Work request:
Write out each line exactly, starting with the one containing "Decode this image" and stopping after the last line of the listing below.
►
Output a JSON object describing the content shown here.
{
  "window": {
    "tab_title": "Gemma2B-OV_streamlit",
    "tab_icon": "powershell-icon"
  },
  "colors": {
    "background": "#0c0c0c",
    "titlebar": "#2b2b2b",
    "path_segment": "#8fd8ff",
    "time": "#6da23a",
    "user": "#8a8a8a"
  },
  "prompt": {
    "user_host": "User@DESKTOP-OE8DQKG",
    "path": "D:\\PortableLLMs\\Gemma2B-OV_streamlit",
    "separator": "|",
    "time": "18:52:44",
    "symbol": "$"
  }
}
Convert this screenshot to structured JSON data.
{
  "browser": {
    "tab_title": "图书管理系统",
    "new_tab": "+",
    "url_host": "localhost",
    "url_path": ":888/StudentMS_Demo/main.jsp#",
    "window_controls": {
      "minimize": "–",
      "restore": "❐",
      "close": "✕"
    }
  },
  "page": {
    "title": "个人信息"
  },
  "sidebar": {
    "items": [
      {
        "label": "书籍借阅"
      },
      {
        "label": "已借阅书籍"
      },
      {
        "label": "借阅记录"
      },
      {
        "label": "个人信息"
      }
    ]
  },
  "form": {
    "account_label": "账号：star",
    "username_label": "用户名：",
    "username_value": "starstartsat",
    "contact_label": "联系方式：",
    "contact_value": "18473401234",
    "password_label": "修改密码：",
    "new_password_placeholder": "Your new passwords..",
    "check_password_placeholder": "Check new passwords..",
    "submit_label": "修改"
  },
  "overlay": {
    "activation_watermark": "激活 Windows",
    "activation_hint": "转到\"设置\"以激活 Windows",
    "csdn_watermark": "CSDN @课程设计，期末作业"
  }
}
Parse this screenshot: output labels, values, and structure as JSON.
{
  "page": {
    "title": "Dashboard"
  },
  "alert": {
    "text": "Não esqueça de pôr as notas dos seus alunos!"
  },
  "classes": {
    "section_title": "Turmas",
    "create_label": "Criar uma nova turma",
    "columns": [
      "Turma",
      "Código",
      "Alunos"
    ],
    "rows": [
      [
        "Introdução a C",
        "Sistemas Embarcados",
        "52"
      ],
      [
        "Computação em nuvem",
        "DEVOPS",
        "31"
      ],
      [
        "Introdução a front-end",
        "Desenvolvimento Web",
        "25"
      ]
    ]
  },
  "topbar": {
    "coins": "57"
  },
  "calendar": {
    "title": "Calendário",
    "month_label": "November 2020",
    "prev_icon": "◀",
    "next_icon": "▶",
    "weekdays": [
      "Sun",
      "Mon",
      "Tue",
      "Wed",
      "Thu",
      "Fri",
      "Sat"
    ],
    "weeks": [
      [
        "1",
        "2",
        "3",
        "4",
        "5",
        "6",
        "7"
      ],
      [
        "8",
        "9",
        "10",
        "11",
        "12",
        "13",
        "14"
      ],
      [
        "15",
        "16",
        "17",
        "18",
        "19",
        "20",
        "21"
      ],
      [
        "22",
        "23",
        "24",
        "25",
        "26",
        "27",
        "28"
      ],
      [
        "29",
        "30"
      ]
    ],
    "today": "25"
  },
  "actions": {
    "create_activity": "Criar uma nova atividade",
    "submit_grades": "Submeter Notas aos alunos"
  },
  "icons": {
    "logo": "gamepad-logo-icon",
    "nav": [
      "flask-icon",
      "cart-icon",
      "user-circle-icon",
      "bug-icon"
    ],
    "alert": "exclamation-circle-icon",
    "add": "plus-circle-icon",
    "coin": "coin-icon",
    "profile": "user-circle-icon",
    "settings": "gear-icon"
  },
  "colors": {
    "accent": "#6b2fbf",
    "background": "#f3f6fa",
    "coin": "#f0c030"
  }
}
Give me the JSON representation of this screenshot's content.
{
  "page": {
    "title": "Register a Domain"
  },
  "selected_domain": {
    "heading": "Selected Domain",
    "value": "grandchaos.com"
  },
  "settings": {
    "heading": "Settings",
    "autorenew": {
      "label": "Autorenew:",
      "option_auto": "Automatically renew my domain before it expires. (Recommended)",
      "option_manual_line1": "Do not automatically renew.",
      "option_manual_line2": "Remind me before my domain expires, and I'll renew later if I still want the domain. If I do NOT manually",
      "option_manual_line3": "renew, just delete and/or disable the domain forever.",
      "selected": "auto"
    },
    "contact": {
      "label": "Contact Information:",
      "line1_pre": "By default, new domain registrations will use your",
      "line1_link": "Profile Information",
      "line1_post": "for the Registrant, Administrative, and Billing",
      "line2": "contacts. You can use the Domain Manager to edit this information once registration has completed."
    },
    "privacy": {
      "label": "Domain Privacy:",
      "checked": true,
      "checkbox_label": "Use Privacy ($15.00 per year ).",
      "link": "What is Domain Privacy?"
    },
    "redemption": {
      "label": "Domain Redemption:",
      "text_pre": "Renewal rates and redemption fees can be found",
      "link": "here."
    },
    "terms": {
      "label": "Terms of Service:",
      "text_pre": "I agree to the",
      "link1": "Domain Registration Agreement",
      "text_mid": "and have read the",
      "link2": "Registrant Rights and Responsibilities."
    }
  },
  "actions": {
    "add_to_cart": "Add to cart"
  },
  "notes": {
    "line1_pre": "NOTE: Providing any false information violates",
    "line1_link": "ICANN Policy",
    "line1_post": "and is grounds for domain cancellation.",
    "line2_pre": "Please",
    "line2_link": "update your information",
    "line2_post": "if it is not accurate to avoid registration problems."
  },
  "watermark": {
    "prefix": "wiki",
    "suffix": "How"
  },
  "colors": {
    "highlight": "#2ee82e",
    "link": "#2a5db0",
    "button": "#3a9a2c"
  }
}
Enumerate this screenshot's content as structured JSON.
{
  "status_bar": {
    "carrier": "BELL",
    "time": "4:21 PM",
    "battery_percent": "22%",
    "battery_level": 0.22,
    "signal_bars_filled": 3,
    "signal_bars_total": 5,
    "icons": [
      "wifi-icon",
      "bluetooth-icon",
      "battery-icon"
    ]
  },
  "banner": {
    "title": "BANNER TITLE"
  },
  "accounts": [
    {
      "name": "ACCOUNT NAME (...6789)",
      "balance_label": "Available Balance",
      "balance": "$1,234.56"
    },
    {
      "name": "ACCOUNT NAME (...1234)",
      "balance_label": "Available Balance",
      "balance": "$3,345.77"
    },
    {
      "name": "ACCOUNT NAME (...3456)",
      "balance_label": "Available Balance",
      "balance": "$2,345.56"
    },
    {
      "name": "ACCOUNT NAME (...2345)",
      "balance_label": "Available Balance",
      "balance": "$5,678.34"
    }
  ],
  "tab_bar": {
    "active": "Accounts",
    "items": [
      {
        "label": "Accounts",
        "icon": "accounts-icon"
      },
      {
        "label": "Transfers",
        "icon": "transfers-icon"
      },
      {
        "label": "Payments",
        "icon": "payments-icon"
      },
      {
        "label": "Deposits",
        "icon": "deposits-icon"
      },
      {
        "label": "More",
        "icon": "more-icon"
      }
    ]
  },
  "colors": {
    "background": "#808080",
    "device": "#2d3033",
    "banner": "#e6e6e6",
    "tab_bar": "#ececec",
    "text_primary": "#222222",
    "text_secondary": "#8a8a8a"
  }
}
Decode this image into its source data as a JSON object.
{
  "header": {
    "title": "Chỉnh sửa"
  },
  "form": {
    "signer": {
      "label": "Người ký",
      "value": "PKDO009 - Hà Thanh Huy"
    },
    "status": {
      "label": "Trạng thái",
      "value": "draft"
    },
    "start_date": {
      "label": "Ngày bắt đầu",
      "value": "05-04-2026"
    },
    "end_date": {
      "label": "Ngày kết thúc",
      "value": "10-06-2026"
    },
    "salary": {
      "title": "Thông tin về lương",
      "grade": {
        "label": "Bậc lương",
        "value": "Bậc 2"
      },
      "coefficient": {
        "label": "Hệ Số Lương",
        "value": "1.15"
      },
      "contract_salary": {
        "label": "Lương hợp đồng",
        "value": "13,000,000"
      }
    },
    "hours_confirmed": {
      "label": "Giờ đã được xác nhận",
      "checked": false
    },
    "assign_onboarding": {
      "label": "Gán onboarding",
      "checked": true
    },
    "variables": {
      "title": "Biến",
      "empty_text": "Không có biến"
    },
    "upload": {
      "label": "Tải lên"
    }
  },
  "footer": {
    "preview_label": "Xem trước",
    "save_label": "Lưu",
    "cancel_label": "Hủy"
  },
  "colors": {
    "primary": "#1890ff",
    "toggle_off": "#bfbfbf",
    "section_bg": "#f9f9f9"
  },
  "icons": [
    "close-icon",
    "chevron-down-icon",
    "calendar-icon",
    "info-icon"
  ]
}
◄
Solution to this exercise:
Decode this image into its source data as a JSON object.
{
  "header": {
    "title": "Chỉnh sửa"
  },
  "form": {
    "signer": {
      "label": "Người ký",
      "value": "PKDO009 - Hà Thanh Huy"
    },
    "status": {
      "label": "Trạng thái",
      "value": "draft"
    },
    "start_date": {
      "label": "Ngày bắt đầu",
      "value": "05-04-2026"
    },
    "end_date": {
      "label": "Ngày kết thúc",
      "value": "10-06-2026"
    },
    "salary": {
      "title": "Thông tin về lương",
      "grade": {
        "label": "Bậc lương",
        "value": "Bậc 2"
      },
      "coefficient": {
        "label": "Hệ Số Lương",
        "value": "1.15"
      },
      "contract_salary": {
        "label": "Lương hợp đồng",
        "value": "13,000,000"
      }
    },
    "hours_confirmed": {
      "label": "Giờ đã được xác nhận",
      "checked": false
    },
    "assign_onboarding": {
      "label": "Gán onboarding",
      "checked": true
    },
    "variables": {
      "title": "Biến",
      "empty_text": "Không có biến"
    },
    "upload": {
      "label": "Tải lên"
    }
  },
  "footer": {
    "preview_label": "Xem trước",
    "save_label": "Lưu",
    "cancel_label": "Hủy"
  },
  "colors": {
    "primary": "#1890ff",
    "toggle_off": "#bfbfbf",
    "section_bg": "#f9f9f9"
  },
  "icons": [
    "close-icon",
    "chevron-down-icon",
    "calendar-icon",
    "info-icon"
  ]
}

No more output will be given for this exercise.